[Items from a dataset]
# # # # # # #

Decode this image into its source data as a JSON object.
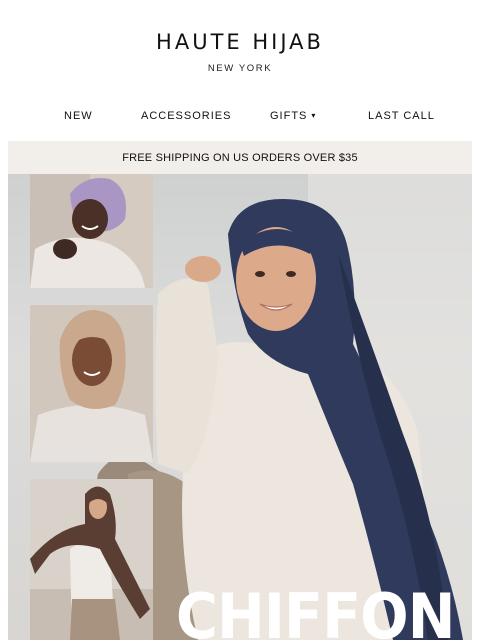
{
  "brand": {
    "name": "HAUTE HIJAB",
    "location": "NEW YORK"
  },
  "nav": {
    "items": [
      {
        "label": "NEW"
      },
      {
        "label": "ACCESSORIES"
      },
      {
        "label": "GIFTS",
        "has_dropdown": true,
        "caret": "▾"
      },
      {
        "label": "LAST CALL"
      }
    ]
  },
  "banner": {
    "text": "FREE SHIPPING ON US ORDERS OVER $35"
  },
  "hero": {
    "title": "CHIFFON"
  },
  "colors": {
    "banner_bg": "#f2eeea",
    "hijab_navy": "#2f3a5c",
    "text": "#111111"
  },
  "icons": {
    "dropdown": "chevron-down-icon"
  }
}
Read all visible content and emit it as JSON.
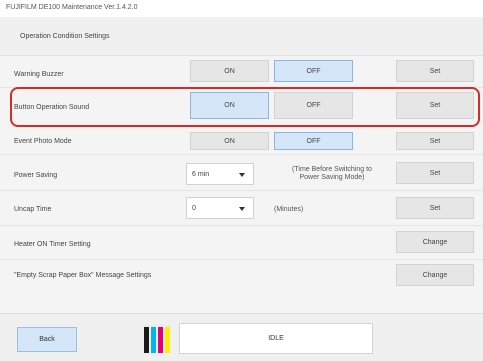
{
  "window": {
    "title": "FUJIFILM DE100 Maintenance Ver.1.4.2.0"
  },
  "header": {
    "title": "Operation Condition Settings"
  },
  "rows": {
    "warning_buzzer": {
      "label": "Warning Buzzer",
      "on": "ON",
      "off": "OFF",
      "selected": "OFF",
      "set": "Set"
    },
    "button_sound": {
      "label": "Button Operation Sound",
      "on": "ON",
      "off": "OFF",
      "selected": "ON",
      "set": "Set"
    },
    "event_photo": {
      "label": "Event Photo Mode",
      "on": "ON",
      "off": "OFF",
      "selected": "OFF",
      "set": "Set"
    },
    "power_saving": {
      "label": "Power Saving",
      "value": "6 min",
      "note_line1": "(Time Before Switching to",
      "note_line2": "Power Saving Mode)",
      "set": "Set"
    },
    "uncap_time": {
      "label": "Uncap Time",
      "value": "0",
      "note": "(Minutes)",
      "set": "Set"
    },
    "heater_timer": {
      "label": "Heater ON Timer Setting",
      "change": "Change"
    },
    "scrap_paper": {
      "label": "\"Empty Scrap Paper Box\" Message Settings",
      "change": "Change"
    }
  },
  "footer": {
    "back_label": "Back",
    "status_label": "IDLE",
    "ink_colors": [
      "#1a1a1a",
      "#00b6ea",
      "#e2007a",
      "#ffee00"
    ]
  },
  "colors": {
    "highlight": "#d92a2a",
    "selected": "#d4e6f8"
  }
}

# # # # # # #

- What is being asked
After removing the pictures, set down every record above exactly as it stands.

- Output for this task
Decode this image into its source data as a JSON object.
{
  "brand": {
    "name": "HAUTE HIJAB",
    "location": "NEW YORK"
  },
  "nav": {
    "items": [
      {
        "label": "NEW"
      },
      {
        "label": "ACCESSORIES"
      },
      {
        "label": "GIFTS",
        "has_dropdown": true,
        "caret": "▾"
      },
      {
        "label": "LAST CALL"
      }
    ]
  },
  "banner": {
    "text": "FREE SHIPPING ON US ORDERS OVER $35"
  },
  "hero": {
    "title": "CHIFFON"
  },
  "colors": {
    "banner_bg": "#f2eeea",
    "hijab_navy": "#2f3a5c",
    "text": "#111111"
  },
  "icons": {
    "dropdown": "chevron-down-icon"
  }
}
Read all visible content and emit it as JSON.
{
  "window": {
    "title": "FUJIFILM DE100 Maintenance Ver.1.4.2.0"
  },
  "header": {
    "title": "Operation Condition Settings"
  },
  "rows": {
    "warning_buzzer": {
      "label": "Warning Buzzer",
      "on": "ON",
      "off": "OFF",
      "selected": "OFF",
      "set": "Set"
    },
    "button_sound": {
      "label": "Button Operation Sound",
      "on": "ON",
      "off": "OFF",
      "selected": "ON",
      "set": "Set"
    },
    "event_photo": {
      "label": "Event Photo Mode",
      "on": "ON",
      "off": "OFF",
      "selected": "OFF",
      "set": "Set"
    },
    "power_saving": {
      "label": "Power Saving",
      "value": "6 min",
      "note_line1": "(Time Before Switching to",
      "note_line2": "Power Saving Mode)",
      "set": "Set"
    },
    "uncap_time": {
      "label": "Uncap Time",
      "value": "0",
      "note": "(Minutes)",
      "set": "Set"
    },
    "heater_timer": {
      "label": "Heater ON Timer Setting",
      "change": "Change"
    },
    "scrap_paper": {
      "label": "\"Empty Scrap Paper Box\" Message Settings",
      "change": "Change"
    }
  },
  "footer": {
    "back_label": "Back",
    "status_label": "IDLE",
    "ink_colors": [
      "#1a1a1a",
      "#00b6ea",
      "#e2007a",
      "#ffee00"
    ]
  },
  "colors": {
    "highlight": "#d92a2a",
    "selected": "#d4e6f8"
  }
}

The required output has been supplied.